## WHAT THE TASK ASKS
Please give every entry again, exactly as it reads.
--- DATA RECORDS ---
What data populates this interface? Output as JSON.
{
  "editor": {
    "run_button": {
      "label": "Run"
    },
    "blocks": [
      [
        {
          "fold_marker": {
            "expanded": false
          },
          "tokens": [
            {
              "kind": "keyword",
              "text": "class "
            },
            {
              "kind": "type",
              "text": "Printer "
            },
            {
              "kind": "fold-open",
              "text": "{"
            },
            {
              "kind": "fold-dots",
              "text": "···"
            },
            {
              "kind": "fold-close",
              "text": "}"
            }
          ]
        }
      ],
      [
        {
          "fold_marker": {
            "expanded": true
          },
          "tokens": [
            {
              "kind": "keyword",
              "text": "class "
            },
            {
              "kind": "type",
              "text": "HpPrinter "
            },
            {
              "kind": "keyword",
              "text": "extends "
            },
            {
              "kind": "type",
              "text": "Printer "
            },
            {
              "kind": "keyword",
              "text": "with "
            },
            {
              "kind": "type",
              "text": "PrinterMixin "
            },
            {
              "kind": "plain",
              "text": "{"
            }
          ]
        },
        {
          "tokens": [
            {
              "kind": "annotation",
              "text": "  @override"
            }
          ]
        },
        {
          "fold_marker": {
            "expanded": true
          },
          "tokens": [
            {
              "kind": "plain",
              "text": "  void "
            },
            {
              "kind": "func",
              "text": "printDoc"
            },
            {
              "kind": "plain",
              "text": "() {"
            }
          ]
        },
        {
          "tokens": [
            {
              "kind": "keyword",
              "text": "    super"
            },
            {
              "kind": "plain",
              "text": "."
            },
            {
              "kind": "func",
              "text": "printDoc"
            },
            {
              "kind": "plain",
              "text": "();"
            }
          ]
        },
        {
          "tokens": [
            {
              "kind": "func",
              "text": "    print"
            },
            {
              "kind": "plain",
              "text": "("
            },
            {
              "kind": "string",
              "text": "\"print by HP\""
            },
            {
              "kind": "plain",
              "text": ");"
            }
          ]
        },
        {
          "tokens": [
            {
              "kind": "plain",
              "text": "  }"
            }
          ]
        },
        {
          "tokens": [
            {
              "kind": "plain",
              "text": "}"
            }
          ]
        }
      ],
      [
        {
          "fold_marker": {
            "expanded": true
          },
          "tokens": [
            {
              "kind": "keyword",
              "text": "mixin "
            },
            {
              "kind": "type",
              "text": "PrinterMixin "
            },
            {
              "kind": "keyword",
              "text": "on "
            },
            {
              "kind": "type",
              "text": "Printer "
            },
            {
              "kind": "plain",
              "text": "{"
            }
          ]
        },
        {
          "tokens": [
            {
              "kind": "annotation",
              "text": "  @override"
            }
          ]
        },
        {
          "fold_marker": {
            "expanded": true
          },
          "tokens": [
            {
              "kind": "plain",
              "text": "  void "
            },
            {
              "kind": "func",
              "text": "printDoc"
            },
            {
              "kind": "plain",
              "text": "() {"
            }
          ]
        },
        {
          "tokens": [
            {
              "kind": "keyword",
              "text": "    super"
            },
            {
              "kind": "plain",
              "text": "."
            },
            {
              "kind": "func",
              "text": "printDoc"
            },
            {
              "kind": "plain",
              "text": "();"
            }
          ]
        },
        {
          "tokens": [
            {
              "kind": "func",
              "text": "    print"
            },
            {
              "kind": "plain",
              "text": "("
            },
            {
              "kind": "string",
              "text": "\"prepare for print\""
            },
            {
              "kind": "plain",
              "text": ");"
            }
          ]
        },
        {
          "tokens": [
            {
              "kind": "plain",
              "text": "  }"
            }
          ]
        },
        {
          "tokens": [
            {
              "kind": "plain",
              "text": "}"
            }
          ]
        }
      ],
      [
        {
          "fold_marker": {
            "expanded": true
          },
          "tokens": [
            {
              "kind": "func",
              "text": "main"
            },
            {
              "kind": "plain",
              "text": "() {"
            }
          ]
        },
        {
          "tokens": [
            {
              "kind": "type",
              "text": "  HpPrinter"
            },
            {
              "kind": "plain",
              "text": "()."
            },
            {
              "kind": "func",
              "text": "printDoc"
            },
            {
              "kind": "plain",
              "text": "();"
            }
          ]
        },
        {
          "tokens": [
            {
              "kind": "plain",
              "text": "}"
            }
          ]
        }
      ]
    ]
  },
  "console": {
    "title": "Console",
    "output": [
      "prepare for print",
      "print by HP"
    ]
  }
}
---
## EXPECTED ANSWER
What data populates this interface? Output as JSON.
{
  "editor": {
    "run_button": {
      "label": "Run"
    },
    "blocks": [
      [
        {
          "fold_marker": {
            "expanded": false
          },
          "tokens": [
            {
              "kind": "keyword",
              "text": "class "
            },
            {
              "kind": "type",
              "text": "Printer "
            },
            {
              "kind": "fold-open",
              "text": "{"
            },
            {
              "kind": "fold-dots",
              "text": "···"
            },
            {
              "kind": "fold-close",
              "text": "}"
            }
          ]
        }
      ],
      [
        {
          "fold_marker": {
            "expanded": true
          },
          "tokens": [
            {
              "kind": "keyword",
              "text": "class "
            },
            {
              "kind": "type",
              "text": "HpPrinter "
            },
            {
              "kind": "keyword",
              "text": "extends "
            },
            {
              "kind": "type",
              "text": "Printer "
            },
            {
              "kind": "keyword",
              "text": "with "
            },
            {
              "kind": "type",
              "text": "PrinterMixin "
            },
            {
              "kind": "plain",
              "text": "{"
            }
          ]
        },
        {
          "tokens": [
            {
              "kind": "annotation",
              "text": "  @override"
            }
          ]
        },
        {
          "fold_marker": {
            "expanded": true
          },
          "tokens": [
            {
              "kind": "plain",
              "text": "  void "
            },
            {
              "kind": "func",
              "text": "printDoc"
            },
            {
              "kind": "plain",
              "text": "() {"
            }
          ]
        },
        {
          "tokens": [
            {
              "kind": "keyword",
              "text": "    super"
            },
            {
              "kind": "plain",
              "text": "."
            },
            {
              "kind": "func",
              "text": "printDoc"
            },
            {
              "kind": "plain",
              "text": "();"
            }
          ]
        },
        {
          "tokens": [
            {
              "kind": "func",
              "text": "    print"
            },
            {
              "kind": "plain",
              "text": "("
            },
            {
              "kind": "string",
              "text": "\"print by HP\""
            },
            {
              "kind": "plain",
              "text": ");"
            }
          ]
        },
        {
          "tokens": [
            {
              "kind": "plain",
              "text": "  }"
            }
          ]
        },
        {
          "tokens": [
            {
              "kind": "plain",
              "text": "}"
            }
          ]
        }
      ],
      [
        {
          "fold_marker": {
            "expanded": true
          },
          "tokens": [
            {
              "kind": "keyword",
              "text": "mixin "
            },
            {
              "kind": "type",
              "text": "PrinterMixin "
            },
            {
              "kind": "keyword",
              "text": "on "
            },
            {
              "kind": "type",
              "text": "Printer "
            },
            {
              "kind": "plain",
              "text": "{"
            }
          ]
        },
        {
          "tokens": [
            {
              "kind": "annotation",
              "text": "  @override"
            }
          ]
        },
        {
          "fold_marker": {
            "expanded": true
          },
          "tokens": [
            {
              "kind": "plain",
              "text": "  void "
            },
            {
              "kind": "func",
              "text": "printDoc"
            },
            {
              "kind": "plain",
              "text": "() {"
            }
          ]
        },
        {
          "tokens": [
            {
              "kind": "keyword",
              "text": "    super"
            },
            {
              "kind": "plain",
              "text": "."
            },
            {
              "kind": "func",
              "text": "printDoc"
            },
            {
              "kind": "plain",
              "text": "();"
            }
          ]
        },
        {
          "tokens": [
            {
              "kind": "func",
              "text": "    print"
            },
            {
              "kind": "plain",
              "text": "("
            },
            {
              "kind": "string",
              "text": "\"prepare for print\""
            },
            {
              "kind": "plain",
              "text": ");"
            }
          ]
        },
        {
          "tokens": [
            {
              "kind": "plain",
              "text": "  }"
            }
          ]
        },
        {
          "tokens": [
            {
              "kind": "plain",
              "text": "}"
            }
          ]
        }
      ],
      [
        {
          "fold_marker": {
            "expanded": true
          },
          "tokens": [
            {
              "kind": "func",
              "text": "main"
            },
            {
              "kind": "plain",
              "text": "() {"
            }
          ]
        },
        {
          "tokens": [
            {
              "kind": "type",
              "text": "  HpPrinter"
            },
            {
              "kind": "plain",
              "text": "()."
            },
            {
              "kind": "func",
              "text": "printDoc"
            },
            {
              "kind": "plain",
              "text": "();"
            }
          ]
        },
        {
          "tokens": [
            {
              "kind": "plain",
              "text": "}"
            }
          ]
        }
      ]
    ]
  },
  "console": {
    "title": "Console",
    "output": [
      "prepare for print",
      "print by HP"
    ]
  }
}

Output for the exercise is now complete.